Return every entry exactly.

SUPPLIED MATERIAL |
----------
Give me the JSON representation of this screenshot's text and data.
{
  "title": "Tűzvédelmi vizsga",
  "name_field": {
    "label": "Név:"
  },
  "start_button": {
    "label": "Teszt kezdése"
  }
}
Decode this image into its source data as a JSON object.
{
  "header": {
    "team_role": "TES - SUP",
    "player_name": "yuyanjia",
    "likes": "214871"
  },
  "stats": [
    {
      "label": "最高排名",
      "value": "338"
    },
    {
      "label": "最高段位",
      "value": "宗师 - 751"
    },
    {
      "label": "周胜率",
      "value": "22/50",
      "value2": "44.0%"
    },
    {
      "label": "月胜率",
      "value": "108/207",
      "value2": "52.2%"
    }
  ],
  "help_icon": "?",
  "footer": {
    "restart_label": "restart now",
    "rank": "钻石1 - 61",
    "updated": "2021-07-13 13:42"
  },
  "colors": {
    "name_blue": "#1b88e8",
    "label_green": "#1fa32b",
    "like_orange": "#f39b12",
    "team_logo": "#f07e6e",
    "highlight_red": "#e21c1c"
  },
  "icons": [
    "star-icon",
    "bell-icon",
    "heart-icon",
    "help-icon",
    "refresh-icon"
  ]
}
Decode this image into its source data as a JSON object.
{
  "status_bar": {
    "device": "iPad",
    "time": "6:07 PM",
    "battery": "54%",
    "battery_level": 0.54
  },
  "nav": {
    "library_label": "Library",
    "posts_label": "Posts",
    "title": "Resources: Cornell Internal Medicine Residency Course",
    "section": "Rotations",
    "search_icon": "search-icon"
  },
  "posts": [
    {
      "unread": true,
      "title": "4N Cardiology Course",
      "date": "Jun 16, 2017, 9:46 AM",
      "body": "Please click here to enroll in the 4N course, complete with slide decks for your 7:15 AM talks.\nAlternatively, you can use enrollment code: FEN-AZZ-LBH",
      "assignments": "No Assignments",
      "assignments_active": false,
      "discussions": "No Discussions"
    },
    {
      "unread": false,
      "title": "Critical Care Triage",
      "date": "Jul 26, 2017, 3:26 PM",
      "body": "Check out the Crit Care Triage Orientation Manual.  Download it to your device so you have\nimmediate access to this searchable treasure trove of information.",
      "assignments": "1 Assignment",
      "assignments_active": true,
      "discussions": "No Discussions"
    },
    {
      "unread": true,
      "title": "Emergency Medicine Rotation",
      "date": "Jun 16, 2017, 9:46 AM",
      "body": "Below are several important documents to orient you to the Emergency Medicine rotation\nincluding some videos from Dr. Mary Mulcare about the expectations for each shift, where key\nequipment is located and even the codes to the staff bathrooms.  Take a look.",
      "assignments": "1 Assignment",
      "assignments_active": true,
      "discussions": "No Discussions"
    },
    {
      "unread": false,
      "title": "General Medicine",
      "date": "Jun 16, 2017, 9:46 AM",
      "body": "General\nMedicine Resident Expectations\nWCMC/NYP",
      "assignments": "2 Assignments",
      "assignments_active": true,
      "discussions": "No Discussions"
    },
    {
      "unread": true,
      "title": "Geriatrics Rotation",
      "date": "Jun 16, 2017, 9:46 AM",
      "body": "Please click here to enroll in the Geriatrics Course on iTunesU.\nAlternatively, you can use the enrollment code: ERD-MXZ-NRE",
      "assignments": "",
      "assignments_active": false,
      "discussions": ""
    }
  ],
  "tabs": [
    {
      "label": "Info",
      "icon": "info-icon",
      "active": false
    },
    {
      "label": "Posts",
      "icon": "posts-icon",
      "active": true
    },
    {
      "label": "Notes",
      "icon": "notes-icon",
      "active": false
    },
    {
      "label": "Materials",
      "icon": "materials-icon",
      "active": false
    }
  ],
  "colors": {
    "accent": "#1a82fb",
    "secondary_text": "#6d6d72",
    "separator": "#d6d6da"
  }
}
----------
RESPONSE AREA |
Give me the JSON representation of this screenshot's text and data.
{
  "title": "Tűzvédelmi vizsga",
  "name_field": {
    "label": "Név:"
  },
  "start_button": {
    "label": "Teszt kezdése"
  }
}
Decode this image into its source data as a JSON object.
{
  "header": {
    "team_role": "TES - SUP",
    "player_name": "yuyanjia",
    "likes": "214871"
  },
  "stats": [
    {
      "label": "最高排名",
      "value": "338"
    },
    {
      "label": "最高段位",
      "value": "宗师 - 751"
    },
    {
      "label": "周胜率",
      "value": "22/50",
      "value2": "44.0%"
    },
    {
      "label": "月胜率",
      "value": "108/207",
      "value2": "52.2%"
    }
  ],
  "help_icon": "?",
  "footer": {
    "restart_label": "restart now",
    "rank": "钻石1 - 61",
    "updated": "2021-07-13 13:42"
  },
  "colors": {
    "name_blue": "#1b88e8",
    "label_green": "#1fa32b",
    "like_orange": "#f39b12",
    "team_logo": "#f07e6e",
    "highlight_red": "#e21c1c"
  },
  "icons": [
    "star-icon",
    "bell-icon",
    "heart-icon",
    "help-icon",
    "refresh-icon"
  ]
}
Decode this image into its source data as a JSON object.
{
  "status_bar": {
    "device": "iPad",
    "time": "6:07 PM",
    "battery": "54%",
    "battery_level": 0.54
  },
  "nav": {
    "library_label": "Library",
    "posts_label": "Posts",
    "title": "Resources: Cornell Internal Medicine Residency Course",
    "section": "Rotations",
    "search_icon": "search-icon"
  },
  "posts": [
    {
      "unread": true,
      "title": "4N Cardiology Course",
      "date": "Jun 16, 2017, 9:46 AM",
      "body": "Please click here to enroll in the 4N course, complete with slide decks for your 7:15 AM talks.\nAlternatively, you can use enrollment code: FEN-AZZ-LBH",
      "assignments": "No Assignments",
      "assignments_active": false,
      "discussions": "No Discussions"
    },
    {
      "unread": false,
      "title": "Critical Care Triage",
      "date": "Jul 26, 2017, 3:26 PM",
      "body": "Check out the Crit Care Triage Orientation Manual.  Download it to your device so you have\nimmediate access to this searchable treasure trove of information.",
      "assignments": "1 Assignment",
      "assignments_active": true,
      "discussions": "No Discussions"
    },
    {
      "unread": true,
      "title": "Emergency Medicine Rotation",
      "date": "Jun 16, 2017, 9:46 AM",
      "body": "Below are several important documents to orient you to the Emergency Medicine rotation\nincluding some videos from Dr. Mary Mulcare about the expectations for each shift, where key\nequipment is located and even the codes to the staff bathrooms.  Take a look.",
      "assignments": "1 Assignment",
      "assignments_active": true,
      "discussions": "No Discussions"
    },
    {
      "unread": false,
      "title": "General Medicine",
      "date": "Jun 16, 2017, 9:46 AM",
      "body": "General\nMedicine Resident Expectations\nWCMC/NYP",
      "assignments": "2 Assignments",
      "assignments_active": true,
      "discussions": "No Discussions"
    },
    {
      "unread": true,
      "title": "Geriatrics Rotation",
      "date": "Jun 16, 2017, 9:46 AM",
      "body": "Please click here to enroll in the Geriatrics Course on iTunesU.\nAlternatively, you can use the enrollment code: ERD-MXZ-NRE",
      "assignments": "",
      "assignments_active": false,
      "discussions": ""
    }
  ],
  "tabs": [
    {
      "label": "Info",
      "icon": "info-icon",
      "active": false
    },
    {
      "label": "Posts",
      "icon": "posts-icon",
      "active": true
    },
    {
      "label": "Notes",
      "icon": "notes-icon",
      "active": false
    },
    {
      "label": "Materials",
      "icon": "materials-icon",
      "active": false
    }
  ],
  "colors": {
    "accent": "#1a82fb",
    "secondary_text": "#6d6d72",
    "separator": "#d6d6da"
  }
}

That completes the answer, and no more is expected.